When the string "Administrator" is part of a line in the data below, report the whole line.
====== Exercise inputs
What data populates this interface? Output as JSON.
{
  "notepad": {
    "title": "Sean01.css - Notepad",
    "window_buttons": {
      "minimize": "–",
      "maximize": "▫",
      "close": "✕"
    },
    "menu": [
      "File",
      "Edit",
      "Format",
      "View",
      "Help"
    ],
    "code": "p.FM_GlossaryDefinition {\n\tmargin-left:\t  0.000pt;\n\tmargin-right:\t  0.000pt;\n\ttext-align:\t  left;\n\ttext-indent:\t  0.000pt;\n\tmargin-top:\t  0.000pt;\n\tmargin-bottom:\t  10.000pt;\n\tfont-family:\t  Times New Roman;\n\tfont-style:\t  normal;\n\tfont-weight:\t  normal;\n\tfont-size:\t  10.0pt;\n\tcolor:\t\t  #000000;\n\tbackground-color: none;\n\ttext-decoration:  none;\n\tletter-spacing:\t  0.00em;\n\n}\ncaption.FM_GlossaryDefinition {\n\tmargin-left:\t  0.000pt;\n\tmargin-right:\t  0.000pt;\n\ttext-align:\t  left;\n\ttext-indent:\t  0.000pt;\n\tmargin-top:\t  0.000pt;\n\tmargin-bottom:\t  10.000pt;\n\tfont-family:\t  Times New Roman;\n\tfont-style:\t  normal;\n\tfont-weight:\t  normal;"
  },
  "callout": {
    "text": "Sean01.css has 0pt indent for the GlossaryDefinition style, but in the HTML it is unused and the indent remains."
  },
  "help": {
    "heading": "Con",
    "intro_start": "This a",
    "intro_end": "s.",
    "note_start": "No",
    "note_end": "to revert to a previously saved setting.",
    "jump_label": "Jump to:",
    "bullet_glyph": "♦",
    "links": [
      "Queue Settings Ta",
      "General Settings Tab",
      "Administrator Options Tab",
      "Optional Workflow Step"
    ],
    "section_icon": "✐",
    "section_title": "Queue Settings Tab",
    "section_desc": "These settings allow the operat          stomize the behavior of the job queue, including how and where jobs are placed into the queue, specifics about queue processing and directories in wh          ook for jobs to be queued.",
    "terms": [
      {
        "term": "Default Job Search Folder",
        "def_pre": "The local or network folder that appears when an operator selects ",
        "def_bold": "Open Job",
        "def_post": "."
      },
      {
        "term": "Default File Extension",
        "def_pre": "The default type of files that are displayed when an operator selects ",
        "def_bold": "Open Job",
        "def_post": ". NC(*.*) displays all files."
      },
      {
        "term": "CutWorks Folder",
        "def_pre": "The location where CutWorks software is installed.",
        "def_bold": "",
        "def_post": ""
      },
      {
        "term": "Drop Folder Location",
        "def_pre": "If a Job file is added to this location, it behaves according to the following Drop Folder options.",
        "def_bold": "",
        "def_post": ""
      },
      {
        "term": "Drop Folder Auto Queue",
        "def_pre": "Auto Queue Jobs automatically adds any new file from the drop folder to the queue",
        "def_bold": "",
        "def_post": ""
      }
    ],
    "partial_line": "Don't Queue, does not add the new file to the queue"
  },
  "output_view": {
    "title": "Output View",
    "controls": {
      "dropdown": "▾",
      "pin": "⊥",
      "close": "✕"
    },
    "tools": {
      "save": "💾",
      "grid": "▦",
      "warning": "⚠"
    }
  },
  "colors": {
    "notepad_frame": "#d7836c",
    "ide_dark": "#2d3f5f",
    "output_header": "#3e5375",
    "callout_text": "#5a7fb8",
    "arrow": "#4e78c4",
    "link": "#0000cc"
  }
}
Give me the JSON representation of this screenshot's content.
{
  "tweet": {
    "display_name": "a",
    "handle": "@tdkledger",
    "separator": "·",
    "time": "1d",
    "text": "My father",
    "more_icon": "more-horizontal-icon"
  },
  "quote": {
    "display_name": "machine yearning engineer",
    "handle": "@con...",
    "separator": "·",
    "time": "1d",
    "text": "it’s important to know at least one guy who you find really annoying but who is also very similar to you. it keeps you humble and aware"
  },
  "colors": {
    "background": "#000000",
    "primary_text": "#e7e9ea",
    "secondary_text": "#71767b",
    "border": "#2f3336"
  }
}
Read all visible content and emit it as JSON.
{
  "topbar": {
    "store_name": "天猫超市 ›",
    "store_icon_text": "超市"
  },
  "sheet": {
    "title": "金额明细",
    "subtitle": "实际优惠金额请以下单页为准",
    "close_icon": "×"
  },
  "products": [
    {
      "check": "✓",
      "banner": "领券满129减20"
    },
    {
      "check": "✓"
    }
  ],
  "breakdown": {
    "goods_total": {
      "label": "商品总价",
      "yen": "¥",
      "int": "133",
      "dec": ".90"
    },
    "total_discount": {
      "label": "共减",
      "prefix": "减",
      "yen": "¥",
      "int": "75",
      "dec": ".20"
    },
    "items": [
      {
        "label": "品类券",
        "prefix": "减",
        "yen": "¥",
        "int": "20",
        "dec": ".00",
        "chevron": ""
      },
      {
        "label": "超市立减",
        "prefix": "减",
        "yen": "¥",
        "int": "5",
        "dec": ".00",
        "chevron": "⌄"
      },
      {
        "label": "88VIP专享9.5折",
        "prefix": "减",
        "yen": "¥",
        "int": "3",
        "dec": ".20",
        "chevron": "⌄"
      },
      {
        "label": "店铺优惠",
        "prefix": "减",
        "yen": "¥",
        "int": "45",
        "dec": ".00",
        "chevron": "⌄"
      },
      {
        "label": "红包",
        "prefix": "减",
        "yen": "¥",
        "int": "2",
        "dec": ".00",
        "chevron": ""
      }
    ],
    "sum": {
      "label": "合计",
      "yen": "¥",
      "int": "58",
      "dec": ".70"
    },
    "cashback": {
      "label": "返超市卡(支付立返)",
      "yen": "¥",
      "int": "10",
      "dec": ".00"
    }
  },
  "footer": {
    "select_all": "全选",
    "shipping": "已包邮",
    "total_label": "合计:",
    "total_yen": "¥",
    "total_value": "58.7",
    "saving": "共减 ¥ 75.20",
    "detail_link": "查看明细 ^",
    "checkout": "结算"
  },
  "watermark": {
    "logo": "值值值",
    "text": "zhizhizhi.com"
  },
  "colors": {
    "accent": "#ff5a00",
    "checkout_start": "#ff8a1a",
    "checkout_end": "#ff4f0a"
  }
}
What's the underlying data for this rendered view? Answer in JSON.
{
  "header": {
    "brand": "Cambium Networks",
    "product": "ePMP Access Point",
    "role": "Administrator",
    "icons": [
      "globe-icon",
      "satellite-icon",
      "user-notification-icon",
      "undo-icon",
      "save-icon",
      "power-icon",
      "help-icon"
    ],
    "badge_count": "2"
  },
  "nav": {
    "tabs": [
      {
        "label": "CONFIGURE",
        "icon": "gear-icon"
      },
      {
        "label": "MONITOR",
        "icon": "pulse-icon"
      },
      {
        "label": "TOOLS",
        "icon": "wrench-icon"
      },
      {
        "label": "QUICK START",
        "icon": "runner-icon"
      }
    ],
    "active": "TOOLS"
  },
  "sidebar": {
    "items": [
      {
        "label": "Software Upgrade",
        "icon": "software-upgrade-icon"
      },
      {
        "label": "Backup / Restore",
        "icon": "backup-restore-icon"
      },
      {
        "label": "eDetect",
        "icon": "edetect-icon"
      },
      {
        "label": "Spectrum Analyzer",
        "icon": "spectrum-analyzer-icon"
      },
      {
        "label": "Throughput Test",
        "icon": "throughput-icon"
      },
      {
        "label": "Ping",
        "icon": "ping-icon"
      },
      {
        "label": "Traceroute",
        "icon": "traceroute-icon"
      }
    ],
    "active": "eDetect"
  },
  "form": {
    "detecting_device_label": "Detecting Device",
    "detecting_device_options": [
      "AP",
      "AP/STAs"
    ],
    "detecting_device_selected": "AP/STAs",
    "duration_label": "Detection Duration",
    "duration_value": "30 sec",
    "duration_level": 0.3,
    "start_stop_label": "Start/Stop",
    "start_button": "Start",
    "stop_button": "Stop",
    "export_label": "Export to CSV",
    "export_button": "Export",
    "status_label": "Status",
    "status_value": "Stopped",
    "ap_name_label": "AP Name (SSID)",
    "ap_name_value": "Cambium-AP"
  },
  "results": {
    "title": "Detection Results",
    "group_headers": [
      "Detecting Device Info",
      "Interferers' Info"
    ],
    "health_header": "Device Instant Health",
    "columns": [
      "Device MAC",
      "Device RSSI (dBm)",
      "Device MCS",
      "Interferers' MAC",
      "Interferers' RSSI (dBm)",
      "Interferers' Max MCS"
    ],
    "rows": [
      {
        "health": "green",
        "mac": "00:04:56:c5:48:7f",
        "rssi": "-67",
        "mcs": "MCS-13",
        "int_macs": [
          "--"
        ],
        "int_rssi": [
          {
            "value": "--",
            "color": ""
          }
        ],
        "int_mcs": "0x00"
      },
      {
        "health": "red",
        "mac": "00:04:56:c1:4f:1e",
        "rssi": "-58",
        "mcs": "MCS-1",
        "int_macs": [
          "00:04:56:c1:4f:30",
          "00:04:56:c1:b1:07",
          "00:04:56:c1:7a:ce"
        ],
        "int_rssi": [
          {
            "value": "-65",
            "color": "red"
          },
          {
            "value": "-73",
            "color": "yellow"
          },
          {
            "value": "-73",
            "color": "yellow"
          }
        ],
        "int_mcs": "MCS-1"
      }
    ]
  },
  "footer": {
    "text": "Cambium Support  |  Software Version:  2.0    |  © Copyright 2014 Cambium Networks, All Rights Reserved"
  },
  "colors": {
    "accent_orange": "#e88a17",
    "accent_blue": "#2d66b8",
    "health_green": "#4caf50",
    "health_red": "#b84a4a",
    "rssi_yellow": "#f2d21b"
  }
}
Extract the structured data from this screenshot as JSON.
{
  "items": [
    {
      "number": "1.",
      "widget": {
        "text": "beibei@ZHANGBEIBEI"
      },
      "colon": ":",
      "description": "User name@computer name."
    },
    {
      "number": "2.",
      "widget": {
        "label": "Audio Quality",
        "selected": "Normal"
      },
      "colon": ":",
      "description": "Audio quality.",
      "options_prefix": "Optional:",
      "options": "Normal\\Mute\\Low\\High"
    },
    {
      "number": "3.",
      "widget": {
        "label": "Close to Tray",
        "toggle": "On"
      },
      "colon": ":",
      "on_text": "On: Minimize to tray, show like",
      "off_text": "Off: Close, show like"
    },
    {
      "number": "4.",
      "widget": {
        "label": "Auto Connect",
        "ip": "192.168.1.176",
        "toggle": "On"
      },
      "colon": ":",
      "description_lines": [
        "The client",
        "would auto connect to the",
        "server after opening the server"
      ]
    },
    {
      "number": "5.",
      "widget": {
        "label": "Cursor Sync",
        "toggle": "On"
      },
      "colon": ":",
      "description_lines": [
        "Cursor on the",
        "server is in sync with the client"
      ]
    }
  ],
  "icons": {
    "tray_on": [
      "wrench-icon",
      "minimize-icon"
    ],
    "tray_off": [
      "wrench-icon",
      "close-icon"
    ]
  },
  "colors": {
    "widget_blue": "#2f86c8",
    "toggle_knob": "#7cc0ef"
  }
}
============
Exercise response >>
      "Administrator Options Tab",
    "role": "Administrator",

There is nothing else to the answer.